Learning activities and teaching methods (given in hours of study time)

Scheduled Learning and Teaching ActivitiesGuided independent studyPlacement / study abroad

Details of learning activities and teaching methods

CategoryHours of study timeDescription
Scheduled learning and teaching221 x 2 hour seminar per week
Guided independent study128Independent study


Formative assessment

Form of assessmentSize of the assessment (eg length / duration)ILOs assessedFeedback method
Group presentation/discussion10-20 minutes1-5Oral comment; peer comment

Summative assessment (% of credit)

CourseworkWritten examsPractical exams

Details of summative assessment

Form of assessment% of creditSize of the assessment (eg length / duration)ILOs assessedFeedback method
Research essay804000 words1-7Mark with written feedback
Oral presentation101 x 10 minutes1-7Mark with written feedback
Various research exercises10Take home (in first weeks of term)1-5Mark with written feedback


Details of re-assessment (where required by referral or deferral)
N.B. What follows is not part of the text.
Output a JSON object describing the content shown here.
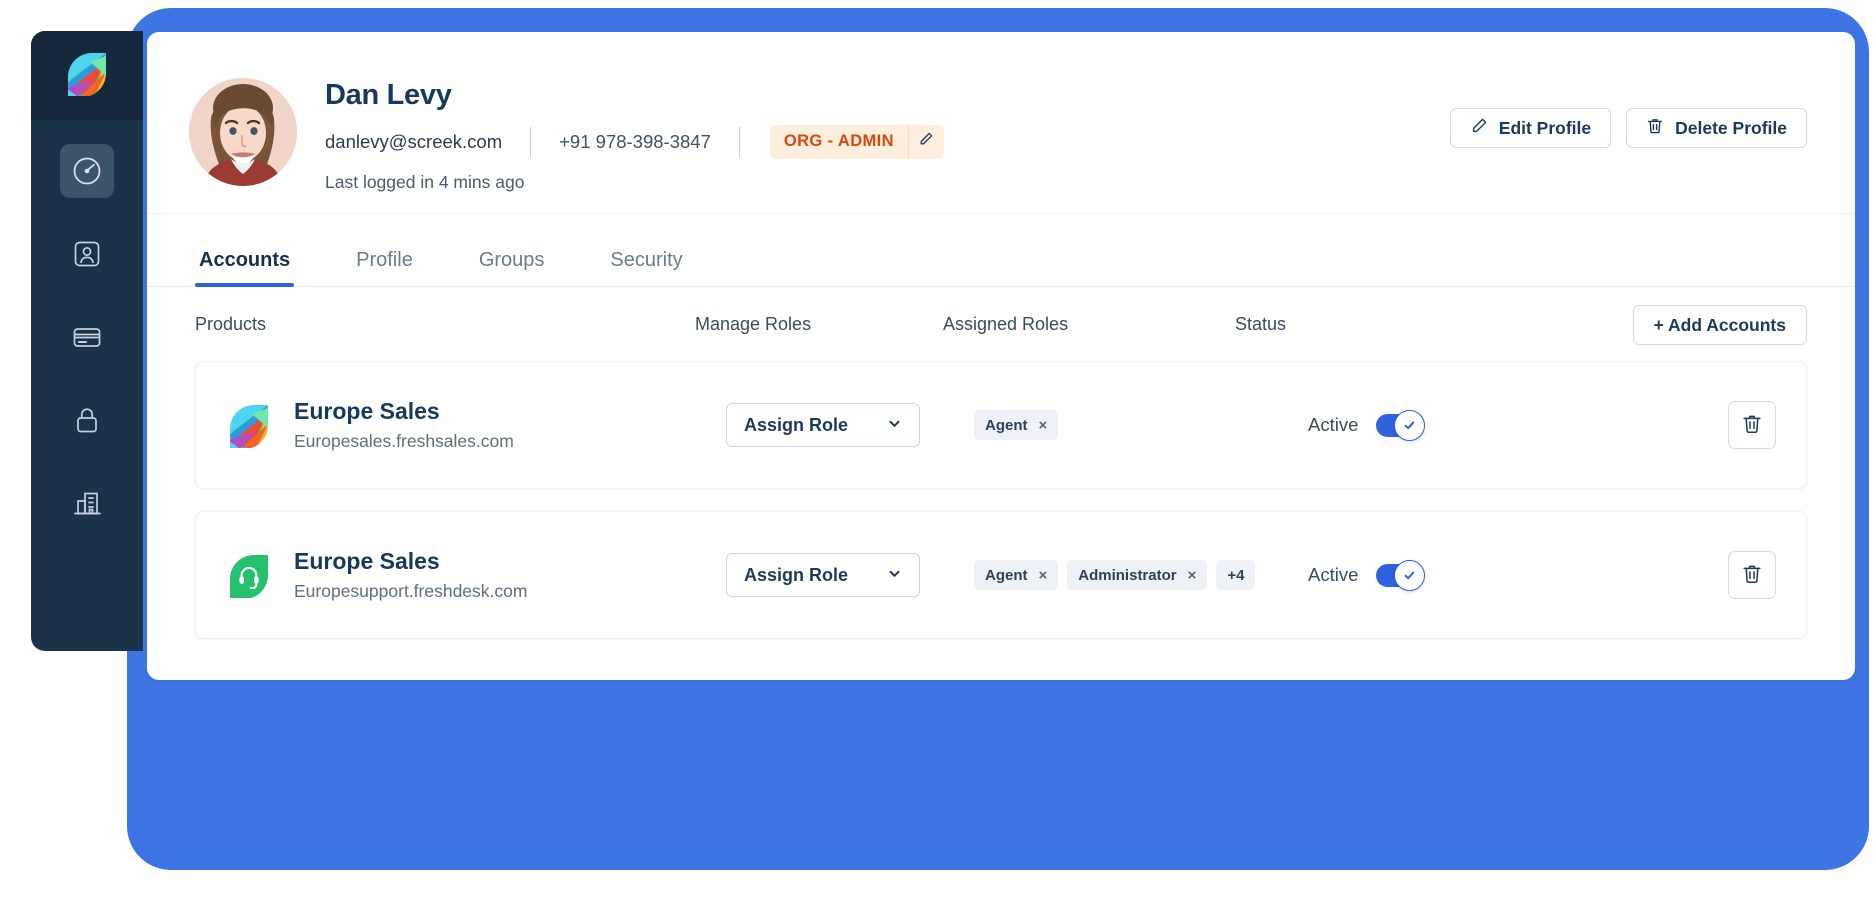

Original form of assessmentForm of re-assessmentILOs re-assessedTimescale for re-assessment
Research essayResearch essay1-7Referral/Deferral period
Research exercisesResearch exercises1-7Referral/Deferral period
Oral presentationWritten transcript of the presentation that would have been given, along with the handout1-7Referral/Deferral period

Re-assessment notes

Deferral – if you miss an assessment for certificated reasons judged acceptable by the Mitigation Committee, you will normally be either deferred in the assessment or an extension may be granted. The mark given for a re-assessment taken as a result of deferral will not be capped and will be treated as it would be if it were your first attempt at the assessment.

Referral – if you have failed the module overall (i.e. a final overall module mark of less than 40%) you will be required to submit a further assessment as necessary. If you are successful on referral, your overall module mark will be capped at 40%.


Indicative learning resources - Basic reading

  • Erskine, A. (ed.) (2003) A Companion to the Hellenistic World (Blackwell).
  • Kuhrt, A. & Sherwin-White, S. (eds.) (1987) Hellenism in the East (Berkeley). 
  • Kuhrt, A. & Sherwin-White, S. (eds.) (1993) From Samarkhand to Sardis (Berkeley).
  • Whitmarsh, T. & Thomson, S (eds.) (2013) The Romance Between Greece and the East (CUP).

Indicative learning resources - Web based and electronic resources

Module has an active ELE page

Key words search

Greek, Culture, Impact

Credit value15
Module ECTS


Module pre-requisites


Module co-requisites


NQF level (module)


Available as distance learning?


Origin date


Last revision date